**Record set**
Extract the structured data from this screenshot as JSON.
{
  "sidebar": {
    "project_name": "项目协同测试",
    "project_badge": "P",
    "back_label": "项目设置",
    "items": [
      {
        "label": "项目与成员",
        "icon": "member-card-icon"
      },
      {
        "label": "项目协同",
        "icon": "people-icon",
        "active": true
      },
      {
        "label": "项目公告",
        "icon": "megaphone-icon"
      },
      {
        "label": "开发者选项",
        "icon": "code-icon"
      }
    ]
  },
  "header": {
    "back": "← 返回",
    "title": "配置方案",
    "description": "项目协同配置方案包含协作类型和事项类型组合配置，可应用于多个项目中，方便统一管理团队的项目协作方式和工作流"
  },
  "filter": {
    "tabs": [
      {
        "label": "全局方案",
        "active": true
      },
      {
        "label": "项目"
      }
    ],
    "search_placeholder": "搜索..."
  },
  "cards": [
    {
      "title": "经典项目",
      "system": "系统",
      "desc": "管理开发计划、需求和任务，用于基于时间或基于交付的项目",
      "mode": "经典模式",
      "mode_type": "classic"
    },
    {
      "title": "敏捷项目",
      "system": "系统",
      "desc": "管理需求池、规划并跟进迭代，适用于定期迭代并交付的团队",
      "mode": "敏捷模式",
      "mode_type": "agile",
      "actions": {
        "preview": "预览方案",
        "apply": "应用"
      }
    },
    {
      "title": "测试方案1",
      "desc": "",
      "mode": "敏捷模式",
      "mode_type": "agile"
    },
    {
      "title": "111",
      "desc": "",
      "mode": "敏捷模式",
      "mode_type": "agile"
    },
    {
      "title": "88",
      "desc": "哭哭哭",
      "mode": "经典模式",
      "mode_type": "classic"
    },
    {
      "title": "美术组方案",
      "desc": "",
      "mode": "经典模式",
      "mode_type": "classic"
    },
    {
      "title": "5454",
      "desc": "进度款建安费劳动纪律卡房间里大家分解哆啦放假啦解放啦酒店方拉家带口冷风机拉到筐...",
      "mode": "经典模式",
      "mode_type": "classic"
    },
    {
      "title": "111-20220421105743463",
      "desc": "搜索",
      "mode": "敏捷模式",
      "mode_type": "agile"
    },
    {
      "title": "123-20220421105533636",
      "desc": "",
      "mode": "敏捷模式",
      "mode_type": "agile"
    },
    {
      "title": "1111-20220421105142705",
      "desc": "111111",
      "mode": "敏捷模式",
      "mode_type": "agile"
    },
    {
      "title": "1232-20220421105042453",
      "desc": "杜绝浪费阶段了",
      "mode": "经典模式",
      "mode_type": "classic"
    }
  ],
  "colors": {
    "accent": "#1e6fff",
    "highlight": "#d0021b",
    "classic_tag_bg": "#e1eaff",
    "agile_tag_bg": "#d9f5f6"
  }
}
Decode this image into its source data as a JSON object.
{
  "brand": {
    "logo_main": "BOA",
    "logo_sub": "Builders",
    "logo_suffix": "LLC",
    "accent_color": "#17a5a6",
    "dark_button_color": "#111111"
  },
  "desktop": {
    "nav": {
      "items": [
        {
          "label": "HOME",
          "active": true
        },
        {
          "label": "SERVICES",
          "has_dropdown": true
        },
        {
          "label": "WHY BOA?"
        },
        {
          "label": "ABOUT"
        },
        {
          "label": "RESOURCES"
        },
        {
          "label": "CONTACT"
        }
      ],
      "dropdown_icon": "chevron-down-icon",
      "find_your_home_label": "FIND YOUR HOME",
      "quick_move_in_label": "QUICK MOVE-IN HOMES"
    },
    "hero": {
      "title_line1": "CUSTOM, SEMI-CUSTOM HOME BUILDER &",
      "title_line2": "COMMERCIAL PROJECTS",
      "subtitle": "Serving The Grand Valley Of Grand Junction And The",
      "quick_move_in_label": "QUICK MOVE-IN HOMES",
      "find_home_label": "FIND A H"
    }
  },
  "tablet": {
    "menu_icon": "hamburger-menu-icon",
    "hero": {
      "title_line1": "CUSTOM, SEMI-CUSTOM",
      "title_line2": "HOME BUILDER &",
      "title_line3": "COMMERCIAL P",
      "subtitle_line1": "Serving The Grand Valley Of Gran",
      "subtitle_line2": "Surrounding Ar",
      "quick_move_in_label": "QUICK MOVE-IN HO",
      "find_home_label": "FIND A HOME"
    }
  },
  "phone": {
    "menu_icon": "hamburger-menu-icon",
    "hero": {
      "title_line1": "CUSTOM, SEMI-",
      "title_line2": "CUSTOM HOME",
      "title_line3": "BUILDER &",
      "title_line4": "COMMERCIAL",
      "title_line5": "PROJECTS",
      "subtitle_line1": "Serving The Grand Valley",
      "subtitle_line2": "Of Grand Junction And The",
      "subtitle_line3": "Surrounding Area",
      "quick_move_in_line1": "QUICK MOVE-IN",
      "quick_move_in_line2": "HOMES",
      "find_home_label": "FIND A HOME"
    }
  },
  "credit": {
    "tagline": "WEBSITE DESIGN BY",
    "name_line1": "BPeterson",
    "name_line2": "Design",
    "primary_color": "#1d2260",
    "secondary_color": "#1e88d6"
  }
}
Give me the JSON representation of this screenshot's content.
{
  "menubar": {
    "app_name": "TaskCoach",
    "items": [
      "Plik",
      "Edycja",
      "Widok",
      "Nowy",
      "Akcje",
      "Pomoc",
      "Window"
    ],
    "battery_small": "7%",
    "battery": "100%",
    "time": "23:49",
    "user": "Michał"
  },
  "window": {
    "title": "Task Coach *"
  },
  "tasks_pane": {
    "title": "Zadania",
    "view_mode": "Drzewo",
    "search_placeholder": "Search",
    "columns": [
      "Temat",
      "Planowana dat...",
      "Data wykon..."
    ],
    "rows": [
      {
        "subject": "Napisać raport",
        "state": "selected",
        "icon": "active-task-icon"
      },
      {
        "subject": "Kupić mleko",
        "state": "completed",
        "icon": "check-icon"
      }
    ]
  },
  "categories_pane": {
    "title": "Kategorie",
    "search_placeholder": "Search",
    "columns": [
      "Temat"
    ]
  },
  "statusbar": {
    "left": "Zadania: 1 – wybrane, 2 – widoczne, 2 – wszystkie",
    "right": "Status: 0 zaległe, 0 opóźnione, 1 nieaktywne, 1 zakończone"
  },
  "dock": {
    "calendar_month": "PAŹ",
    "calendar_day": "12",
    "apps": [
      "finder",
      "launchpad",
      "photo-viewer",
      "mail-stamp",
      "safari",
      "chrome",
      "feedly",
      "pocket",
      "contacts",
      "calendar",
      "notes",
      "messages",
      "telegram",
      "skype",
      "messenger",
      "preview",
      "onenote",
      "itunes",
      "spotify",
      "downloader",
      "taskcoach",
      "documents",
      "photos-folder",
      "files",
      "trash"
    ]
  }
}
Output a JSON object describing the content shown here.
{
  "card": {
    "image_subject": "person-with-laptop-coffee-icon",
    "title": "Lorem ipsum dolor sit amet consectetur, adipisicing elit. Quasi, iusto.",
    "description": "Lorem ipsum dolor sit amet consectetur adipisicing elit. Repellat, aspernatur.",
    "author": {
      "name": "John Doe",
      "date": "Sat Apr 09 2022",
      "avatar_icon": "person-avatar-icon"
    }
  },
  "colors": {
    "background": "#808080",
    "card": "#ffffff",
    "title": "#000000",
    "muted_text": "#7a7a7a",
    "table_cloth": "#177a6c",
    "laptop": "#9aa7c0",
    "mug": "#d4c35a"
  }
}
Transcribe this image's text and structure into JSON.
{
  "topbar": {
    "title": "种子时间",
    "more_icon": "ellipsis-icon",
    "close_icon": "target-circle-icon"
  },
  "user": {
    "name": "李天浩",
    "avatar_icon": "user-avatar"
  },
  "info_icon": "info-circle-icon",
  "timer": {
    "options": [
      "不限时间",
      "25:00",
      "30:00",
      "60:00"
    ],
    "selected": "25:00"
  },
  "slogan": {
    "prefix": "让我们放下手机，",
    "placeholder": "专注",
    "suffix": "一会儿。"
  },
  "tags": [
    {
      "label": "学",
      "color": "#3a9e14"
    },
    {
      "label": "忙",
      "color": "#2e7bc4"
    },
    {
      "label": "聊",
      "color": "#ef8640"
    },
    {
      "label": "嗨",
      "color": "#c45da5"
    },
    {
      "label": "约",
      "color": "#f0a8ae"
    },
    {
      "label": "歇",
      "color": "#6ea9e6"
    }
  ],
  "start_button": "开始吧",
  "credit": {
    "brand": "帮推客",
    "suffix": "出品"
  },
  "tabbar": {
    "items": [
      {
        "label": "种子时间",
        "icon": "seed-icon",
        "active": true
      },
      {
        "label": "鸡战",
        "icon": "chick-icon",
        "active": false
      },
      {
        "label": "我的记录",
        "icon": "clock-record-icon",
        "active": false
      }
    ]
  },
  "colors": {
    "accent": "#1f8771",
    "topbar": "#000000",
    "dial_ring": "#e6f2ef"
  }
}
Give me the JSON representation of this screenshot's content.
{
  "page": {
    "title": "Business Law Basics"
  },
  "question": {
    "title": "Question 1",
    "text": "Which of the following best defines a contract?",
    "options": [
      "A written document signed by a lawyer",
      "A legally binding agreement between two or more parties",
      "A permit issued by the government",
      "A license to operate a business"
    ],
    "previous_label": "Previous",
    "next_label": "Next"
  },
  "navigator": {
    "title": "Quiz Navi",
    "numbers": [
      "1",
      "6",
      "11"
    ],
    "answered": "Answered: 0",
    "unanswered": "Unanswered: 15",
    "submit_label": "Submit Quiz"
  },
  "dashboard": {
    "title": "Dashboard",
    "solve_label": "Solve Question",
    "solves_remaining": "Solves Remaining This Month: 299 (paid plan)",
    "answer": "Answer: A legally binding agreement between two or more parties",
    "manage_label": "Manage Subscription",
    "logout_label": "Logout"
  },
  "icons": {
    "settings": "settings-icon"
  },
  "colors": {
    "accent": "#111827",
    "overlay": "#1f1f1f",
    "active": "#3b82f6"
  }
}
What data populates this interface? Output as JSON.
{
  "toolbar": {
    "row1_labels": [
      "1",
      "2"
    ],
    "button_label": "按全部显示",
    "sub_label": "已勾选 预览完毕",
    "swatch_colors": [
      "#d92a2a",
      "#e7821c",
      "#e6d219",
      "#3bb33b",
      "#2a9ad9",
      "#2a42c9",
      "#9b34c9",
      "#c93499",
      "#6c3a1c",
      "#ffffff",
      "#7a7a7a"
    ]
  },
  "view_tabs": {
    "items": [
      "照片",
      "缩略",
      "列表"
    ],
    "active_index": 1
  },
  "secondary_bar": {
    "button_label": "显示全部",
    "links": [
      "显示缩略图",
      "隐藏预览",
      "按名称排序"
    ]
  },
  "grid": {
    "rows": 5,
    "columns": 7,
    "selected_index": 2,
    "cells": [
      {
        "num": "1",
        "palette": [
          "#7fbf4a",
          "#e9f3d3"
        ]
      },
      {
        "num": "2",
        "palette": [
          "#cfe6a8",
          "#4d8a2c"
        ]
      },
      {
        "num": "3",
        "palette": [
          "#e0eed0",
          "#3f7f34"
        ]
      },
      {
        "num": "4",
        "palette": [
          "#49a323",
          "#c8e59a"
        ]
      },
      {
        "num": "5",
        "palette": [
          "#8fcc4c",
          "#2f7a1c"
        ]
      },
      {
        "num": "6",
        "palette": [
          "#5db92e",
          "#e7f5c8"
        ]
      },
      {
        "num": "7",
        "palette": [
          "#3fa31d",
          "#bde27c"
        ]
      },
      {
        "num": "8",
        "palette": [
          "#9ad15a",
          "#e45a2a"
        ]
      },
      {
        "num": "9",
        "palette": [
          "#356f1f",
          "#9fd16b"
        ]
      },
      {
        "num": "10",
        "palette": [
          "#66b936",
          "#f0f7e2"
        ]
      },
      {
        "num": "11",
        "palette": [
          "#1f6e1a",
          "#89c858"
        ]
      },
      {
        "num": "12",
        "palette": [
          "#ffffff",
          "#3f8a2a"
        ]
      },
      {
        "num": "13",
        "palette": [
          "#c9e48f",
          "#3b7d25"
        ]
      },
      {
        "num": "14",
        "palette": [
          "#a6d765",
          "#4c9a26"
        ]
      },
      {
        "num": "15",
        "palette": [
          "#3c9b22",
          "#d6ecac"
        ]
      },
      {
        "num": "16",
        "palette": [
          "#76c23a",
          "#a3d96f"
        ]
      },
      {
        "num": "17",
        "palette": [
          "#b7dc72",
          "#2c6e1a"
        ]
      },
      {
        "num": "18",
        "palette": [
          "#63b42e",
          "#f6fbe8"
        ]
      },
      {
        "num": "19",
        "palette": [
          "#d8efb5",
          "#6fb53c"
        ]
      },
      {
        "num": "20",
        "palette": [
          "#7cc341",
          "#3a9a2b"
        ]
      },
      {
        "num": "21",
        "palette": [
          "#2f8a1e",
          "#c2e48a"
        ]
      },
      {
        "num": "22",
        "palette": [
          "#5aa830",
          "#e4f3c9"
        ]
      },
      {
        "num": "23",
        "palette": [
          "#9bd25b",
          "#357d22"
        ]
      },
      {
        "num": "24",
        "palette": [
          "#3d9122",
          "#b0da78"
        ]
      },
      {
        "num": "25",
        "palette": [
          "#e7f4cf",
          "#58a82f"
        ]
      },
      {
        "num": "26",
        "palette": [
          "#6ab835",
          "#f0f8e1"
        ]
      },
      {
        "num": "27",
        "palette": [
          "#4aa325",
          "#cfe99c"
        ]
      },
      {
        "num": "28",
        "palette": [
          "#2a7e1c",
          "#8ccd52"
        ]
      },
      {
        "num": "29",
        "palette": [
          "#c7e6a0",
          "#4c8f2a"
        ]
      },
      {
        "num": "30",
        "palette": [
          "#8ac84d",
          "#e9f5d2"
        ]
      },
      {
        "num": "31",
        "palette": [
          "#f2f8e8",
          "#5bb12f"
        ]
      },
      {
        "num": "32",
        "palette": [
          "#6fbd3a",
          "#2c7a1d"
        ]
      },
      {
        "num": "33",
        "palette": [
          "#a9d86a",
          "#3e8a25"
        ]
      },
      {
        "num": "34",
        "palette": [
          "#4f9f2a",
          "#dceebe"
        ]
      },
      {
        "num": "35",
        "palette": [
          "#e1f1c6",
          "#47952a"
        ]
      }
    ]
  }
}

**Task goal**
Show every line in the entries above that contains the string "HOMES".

**Task result**
      "quick_move_in_label": "QUICK MOVE-IN HOMES"
      "quick_move_in_label": "QUICK MOVE-IN HOMES",
      "quick_move_in_line2": "HOMES",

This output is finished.